Secrets of the Empire State Building
The Great Depression cast a dark cloud over America during the late 1920s and '30s, but out of the shadows emerged symbols of hope and the promise of forward progress. In New York City, an architectural race to build the tallest building in the world was thrown into the national consciousness. At 1,046 feet, the Chrysler Building was the first to hold the crown when it was finished in May 1930. However, a mere 11 months later, the switch was flipped on at the 1,250-foot-tall Empire State Building, the tallest building anyone had ever seen. Known in its day as the “eighth wonder of the world,” this national landmark has been immortalized in cinematic hits like An Affair to Remember and King Kong and remains one of the world’s most recognizable structures made by man—though some facts about the behemoth may still surprise you.
The building has a midnight curfew.
Ever wonder why the building goes dark once the clock strikes midnight? (Hint: it’s not just to save on the electric bill.) Birds are drawn to city lights, which hinder their ability to see other skyscrapers looming around them. During two migration seasons, officials counted some 90,000 birds killed by collisions with New York City structures. Thanks to New York City Audubon, a handful of buildings, including the Empire State Building, now go dark at midnight during migration season to help birds pick a safe flight path.
Related: Empire State Building Facts
Its floodlights demonstrate serious team spirit.

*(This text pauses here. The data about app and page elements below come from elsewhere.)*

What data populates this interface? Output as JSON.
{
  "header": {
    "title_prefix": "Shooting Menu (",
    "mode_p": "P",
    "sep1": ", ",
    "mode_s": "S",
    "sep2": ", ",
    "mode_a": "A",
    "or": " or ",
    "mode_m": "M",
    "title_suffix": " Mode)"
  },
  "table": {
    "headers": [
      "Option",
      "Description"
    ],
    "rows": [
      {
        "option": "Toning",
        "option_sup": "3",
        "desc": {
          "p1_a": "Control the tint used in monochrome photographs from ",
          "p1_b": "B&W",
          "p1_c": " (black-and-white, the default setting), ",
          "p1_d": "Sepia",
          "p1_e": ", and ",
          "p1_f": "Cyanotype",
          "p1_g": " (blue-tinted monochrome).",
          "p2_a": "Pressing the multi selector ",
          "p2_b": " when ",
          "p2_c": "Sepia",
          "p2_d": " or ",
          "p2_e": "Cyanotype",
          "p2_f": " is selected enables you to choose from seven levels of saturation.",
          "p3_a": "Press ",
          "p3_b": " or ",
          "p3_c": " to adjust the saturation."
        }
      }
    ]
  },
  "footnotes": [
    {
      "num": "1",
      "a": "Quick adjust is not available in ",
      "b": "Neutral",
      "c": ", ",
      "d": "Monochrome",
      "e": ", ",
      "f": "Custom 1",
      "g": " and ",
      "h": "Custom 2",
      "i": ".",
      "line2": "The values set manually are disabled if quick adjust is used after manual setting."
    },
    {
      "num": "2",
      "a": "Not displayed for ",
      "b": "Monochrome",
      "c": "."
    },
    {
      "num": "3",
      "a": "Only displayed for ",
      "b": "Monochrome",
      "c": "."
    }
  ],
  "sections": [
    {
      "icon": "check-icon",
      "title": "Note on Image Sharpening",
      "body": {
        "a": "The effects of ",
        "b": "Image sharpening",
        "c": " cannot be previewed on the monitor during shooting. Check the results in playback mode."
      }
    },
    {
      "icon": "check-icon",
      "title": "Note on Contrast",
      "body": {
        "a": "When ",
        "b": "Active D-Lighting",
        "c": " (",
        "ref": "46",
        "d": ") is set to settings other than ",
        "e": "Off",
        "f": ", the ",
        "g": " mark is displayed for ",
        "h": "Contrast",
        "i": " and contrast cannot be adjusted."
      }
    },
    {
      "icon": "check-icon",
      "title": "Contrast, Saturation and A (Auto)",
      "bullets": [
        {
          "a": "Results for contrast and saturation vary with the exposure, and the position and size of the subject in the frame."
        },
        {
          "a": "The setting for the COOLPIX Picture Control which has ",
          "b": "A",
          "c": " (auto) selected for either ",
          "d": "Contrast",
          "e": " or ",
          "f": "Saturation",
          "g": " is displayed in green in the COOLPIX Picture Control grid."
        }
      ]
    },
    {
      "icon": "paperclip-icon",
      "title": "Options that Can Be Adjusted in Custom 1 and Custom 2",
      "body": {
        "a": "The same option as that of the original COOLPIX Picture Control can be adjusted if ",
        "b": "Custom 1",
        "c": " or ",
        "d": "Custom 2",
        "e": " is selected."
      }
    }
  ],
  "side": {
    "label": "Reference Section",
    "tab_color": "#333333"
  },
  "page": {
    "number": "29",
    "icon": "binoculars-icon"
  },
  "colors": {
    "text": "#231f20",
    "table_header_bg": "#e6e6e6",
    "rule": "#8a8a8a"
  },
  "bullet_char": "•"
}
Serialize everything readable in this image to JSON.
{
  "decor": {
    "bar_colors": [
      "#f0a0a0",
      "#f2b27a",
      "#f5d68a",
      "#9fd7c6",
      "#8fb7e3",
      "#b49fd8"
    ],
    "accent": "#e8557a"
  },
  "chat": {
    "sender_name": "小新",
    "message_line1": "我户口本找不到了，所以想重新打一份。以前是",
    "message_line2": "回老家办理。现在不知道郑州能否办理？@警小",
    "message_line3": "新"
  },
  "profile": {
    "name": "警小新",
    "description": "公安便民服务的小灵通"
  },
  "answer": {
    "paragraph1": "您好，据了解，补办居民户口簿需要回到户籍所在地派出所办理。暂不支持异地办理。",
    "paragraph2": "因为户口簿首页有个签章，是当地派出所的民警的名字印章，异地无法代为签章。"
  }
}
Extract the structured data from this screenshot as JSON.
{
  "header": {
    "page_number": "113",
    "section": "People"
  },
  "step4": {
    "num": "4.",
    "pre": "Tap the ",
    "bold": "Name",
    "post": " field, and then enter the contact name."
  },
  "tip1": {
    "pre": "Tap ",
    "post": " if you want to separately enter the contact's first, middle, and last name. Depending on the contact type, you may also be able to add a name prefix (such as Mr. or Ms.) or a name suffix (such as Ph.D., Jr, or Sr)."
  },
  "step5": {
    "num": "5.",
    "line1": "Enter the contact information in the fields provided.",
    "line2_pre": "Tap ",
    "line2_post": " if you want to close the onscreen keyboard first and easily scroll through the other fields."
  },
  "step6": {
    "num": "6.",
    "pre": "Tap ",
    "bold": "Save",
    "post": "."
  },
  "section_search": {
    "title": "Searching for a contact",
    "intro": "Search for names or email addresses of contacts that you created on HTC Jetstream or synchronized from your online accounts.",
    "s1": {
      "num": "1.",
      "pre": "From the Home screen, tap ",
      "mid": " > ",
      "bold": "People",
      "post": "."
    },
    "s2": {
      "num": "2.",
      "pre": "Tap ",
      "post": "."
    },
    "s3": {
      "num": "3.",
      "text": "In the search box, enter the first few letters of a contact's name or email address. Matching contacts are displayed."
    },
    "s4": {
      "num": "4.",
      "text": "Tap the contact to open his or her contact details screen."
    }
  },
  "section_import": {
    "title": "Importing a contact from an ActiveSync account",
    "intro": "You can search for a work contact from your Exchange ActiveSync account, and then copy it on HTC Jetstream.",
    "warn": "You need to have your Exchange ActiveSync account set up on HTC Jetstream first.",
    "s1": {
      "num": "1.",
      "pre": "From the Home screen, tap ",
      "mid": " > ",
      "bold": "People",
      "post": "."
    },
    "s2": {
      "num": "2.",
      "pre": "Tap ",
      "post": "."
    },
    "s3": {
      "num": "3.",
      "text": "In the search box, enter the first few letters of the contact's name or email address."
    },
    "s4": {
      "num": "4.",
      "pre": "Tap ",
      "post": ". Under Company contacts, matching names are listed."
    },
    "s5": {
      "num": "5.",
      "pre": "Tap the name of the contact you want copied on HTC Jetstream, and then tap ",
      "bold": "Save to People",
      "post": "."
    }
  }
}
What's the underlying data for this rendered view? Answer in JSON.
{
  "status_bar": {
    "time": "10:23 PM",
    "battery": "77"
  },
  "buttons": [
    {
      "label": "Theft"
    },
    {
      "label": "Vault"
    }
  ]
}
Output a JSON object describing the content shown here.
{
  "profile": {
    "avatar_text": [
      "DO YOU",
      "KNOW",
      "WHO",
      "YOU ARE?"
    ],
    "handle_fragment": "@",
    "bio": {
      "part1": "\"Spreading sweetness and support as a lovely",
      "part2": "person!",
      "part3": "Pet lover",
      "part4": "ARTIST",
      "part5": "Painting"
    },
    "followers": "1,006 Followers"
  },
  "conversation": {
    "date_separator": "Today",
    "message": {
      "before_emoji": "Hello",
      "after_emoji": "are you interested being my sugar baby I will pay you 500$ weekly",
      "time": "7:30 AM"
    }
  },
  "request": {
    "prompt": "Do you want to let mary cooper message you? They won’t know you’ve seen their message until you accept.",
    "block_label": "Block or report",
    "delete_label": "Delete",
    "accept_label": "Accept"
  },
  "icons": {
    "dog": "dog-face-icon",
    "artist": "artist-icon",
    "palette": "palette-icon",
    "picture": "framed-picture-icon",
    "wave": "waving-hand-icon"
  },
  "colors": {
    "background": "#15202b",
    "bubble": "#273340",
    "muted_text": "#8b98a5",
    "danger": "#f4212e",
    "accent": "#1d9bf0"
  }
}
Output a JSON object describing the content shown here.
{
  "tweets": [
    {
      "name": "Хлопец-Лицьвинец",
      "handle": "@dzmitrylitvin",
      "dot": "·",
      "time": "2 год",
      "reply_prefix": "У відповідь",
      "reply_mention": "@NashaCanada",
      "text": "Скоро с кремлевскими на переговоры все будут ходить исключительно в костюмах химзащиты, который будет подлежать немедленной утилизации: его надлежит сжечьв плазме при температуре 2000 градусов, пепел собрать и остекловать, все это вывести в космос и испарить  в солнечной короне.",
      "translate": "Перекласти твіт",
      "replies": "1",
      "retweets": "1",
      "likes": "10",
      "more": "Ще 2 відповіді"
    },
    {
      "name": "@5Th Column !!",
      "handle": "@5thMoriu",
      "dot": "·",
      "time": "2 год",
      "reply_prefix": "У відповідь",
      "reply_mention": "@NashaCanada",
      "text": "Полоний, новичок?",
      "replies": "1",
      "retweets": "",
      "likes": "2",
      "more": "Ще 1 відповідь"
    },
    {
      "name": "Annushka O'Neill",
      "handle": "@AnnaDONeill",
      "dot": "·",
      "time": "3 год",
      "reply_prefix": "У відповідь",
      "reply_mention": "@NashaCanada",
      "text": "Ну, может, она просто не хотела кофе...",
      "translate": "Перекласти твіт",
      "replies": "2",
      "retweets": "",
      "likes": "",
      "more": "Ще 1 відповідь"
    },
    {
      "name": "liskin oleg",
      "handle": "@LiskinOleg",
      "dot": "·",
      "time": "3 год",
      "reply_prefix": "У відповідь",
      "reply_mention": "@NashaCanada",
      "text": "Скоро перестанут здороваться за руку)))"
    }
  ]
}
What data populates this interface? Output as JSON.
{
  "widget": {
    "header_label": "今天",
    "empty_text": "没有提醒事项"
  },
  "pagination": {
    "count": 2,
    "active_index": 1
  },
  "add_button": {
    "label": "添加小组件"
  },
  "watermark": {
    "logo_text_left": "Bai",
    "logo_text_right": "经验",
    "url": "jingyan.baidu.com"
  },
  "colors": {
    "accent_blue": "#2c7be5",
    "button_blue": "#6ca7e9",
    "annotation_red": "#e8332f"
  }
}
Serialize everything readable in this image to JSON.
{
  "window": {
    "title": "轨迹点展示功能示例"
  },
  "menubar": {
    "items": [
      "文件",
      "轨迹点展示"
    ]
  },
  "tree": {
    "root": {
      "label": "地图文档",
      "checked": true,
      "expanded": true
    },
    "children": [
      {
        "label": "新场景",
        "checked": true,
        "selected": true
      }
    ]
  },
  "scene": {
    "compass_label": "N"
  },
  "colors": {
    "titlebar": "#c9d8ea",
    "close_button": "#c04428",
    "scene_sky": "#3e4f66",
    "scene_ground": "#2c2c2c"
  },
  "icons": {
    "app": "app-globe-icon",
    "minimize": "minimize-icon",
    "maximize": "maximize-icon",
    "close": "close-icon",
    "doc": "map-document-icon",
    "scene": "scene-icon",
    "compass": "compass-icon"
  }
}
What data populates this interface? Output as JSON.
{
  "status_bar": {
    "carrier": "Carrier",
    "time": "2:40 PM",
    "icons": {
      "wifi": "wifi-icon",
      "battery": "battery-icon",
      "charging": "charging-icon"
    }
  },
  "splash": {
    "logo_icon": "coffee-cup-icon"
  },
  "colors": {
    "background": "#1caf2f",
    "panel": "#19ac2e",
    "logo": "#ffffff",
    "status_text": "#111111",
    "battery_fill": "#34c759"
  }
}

Speaking of lights, for years, the ones illuminating the Empire State Building’s upper floors held a steady, white glow. However, now, a new LED system installed in 2012 has the ability to showcase an astounding 16 million color combinations that honor national events and holidays—red, white, and blue flourishes for Independence Day; a “beating heart” red for Valentine’s Day; split lights representing competing sports teams. Check the schedule for past and future lightings.
It possesses the only address with the zip code 10118.
Despite taking up a single city block in Midtown Manhattan, the Empire State Building is, at 2,812,739 square feet, so massive that it earned itself its own zip code to better aid the postal service with deliveries. More than 40 other buildings in New York City also possess their own digits, including the World Trade Center, the MetLife Building, and Brookfield Place.
Want to get married here? Your Save the Date is already chosen for you.
Couples hoping to tie the knot at the top of the world will have to settle for the most romantic day of the year. Weddings at the Empire State Building are held on one day and one day only—Valentine’s Day—and occur en masse at the 86th floor Observatory. (Talk about an exclusive club.)
The spire was almost a docking station for zeppelins.
After the 1,050-foot-tall building proper was completed, New York State Governor Al Smith came up with a highly ambitious plan to add a 200-foot spire, intended to serve as a type of mooring mast where airships would dock mid-flight. Of course, gusty winds at such a height prevented any chance of this actually happening; many suspect the spire was really an inspired idea to definitively surpass the 1,046-foot Chrysler Building, then the tallest building in world.
To make room, the original Waldorf-Astoria hotel was kicked off the premises.
The venerable and luxurious Waldorf-Astoria hotel was an instant success when it first opened on Fifth Avenue in 1893, but its age hastened an inevitable demise once city developers bought the two-acre block in 1929 in order to build the Empire State Building. The Waldorf moved to its current digs above a former cemetery on Park Avenue (whose remains were transported to Ward’s Island), and became an Art Deco icon just like its replacement.
The building survived a plane crash.
One foggy July morning in 1945, Lt. Col. William Franklin Smith Jr. was piloting a B-25 military bomber plane through New York City airspace when he was forced to fly low to regain visibility and crashed into the Empire State Building, ripping an 18-by-20-foot hole into the 78th floor. Fire after the fuel tanks exploded killed 14 people and injured another 26. It cost some $1 million to repair the structure.
There’s a secret 103rd floor for VIPs.
Above the 102nd-floor “Top Deck” hides another tiny room, off-limits to the general public. Originally conceived as a disembarking level for moored airships, the 103rd floor, accessible via a narrow staircase from 102, remained a maintenance level for years before being opened to lucky invitees—mostly dignitaries and celebrities—who, once at the top, are treated to vertigo-inducing open-air views of Manhattan island.
Despite being an Art Deco masterpiece, it cost less than everyone expected.
America was buckling under the strains of the Great Depression when construction began in 1930. In record speed, the building was up in 1 year and 45 days and cost just shy of $41 million, less than half of its projected cost—an impossible feat by today’s standards. Despite the grand, impressive new address, the building remained nearly 80 percent vacant for a time after its official opening because businesses hit by the times could not afford the rent.